Culture on the Cheap
The Glue Wars, Part II
(In order to understand this post, I strongly recommend you read Part I — Miss Heather)
What was then called “The Glue Wars” raged well into 1895. During the four preceding years police raids were conducted, carters hauling offal into Brooklyn were arrested and much legal maneuvering was done by both sides. But as with all things— both good and bad— it came to an end. Perhaps the Coopers tired of the constant litigation and controversy? Only they would know and they’re not exactly in a position to talk. What is known for certain is they sold the glue factory to the City of Brooklyn for the princely sum of $55,000. Follows is The City of New York’s* description of what happened next:
Within a year the site… was outfitted with a playground and landscaping. By 1905 the limestone and brick shelter pavilion had been erected. In the late 1930s construction carried out by the Works Progress Administration transformed Cooper Park into a modern recreational facility. New features included a roller-skating track, sitting area, horseshoe and shuffleboard courts, wading pool, play areas for children and tots, and two softball diamonds with bleachers…
And that, dear readers, is how Cooper Park was born!
Let this be a lesson to all of you out there who think the interests of the people cannot prevail over deeply entrenched business interests and governmental apathy. It can be done. One only needs a lot of tenacity and patience.
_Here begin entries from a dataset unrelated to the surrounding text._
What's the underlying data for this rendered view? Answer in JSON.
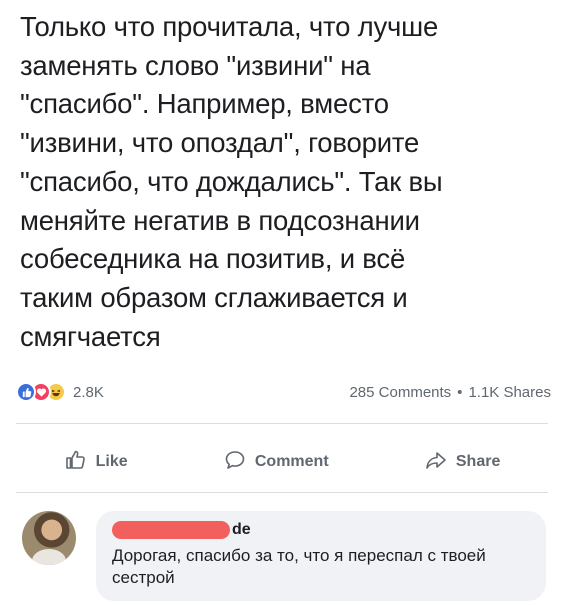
{
  "post": {
    "text": "Только что прочитала, что лучше\nзаменять слово \"извини\" на\n\"спасибо\". Например, вместо\n\"извини, что опоздал\", говорите\n\"спасибо, что дождались\". Так вы\nменяйте негатив в подсознании\nсобеседника на позитив, и всё\nтаким образом сглаживается и\nсмягчается"
  },
  "stats": {
    "reaction_count": "2.8K",
    "comments": "285 Comments",
    "separator": "•",
    "shares": "1.1K Shares",
    "reactions": [
      "like",
      "love",
      "haha"
    ]
  },
  "actions": {
    "like_label": "Like",
    "comment_label": "Comment",
    "share_label": "Share"
  },
  "comment": {
    "author_visible_suffix": "de",
    "text": "Дорогая, спасибо за то, что я переспал с твоей сестрой"
  },
  "colors": {
    "like": "#3b6fd8",
    "love": "#f0425e",
    "haha": "#f7c94a",
    "redaction": "#f25f5c",
    "muted_text": "#606770"
  }
}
*Which curiously fails to make mention of all the litigation leading up to the sale of this parcel of land.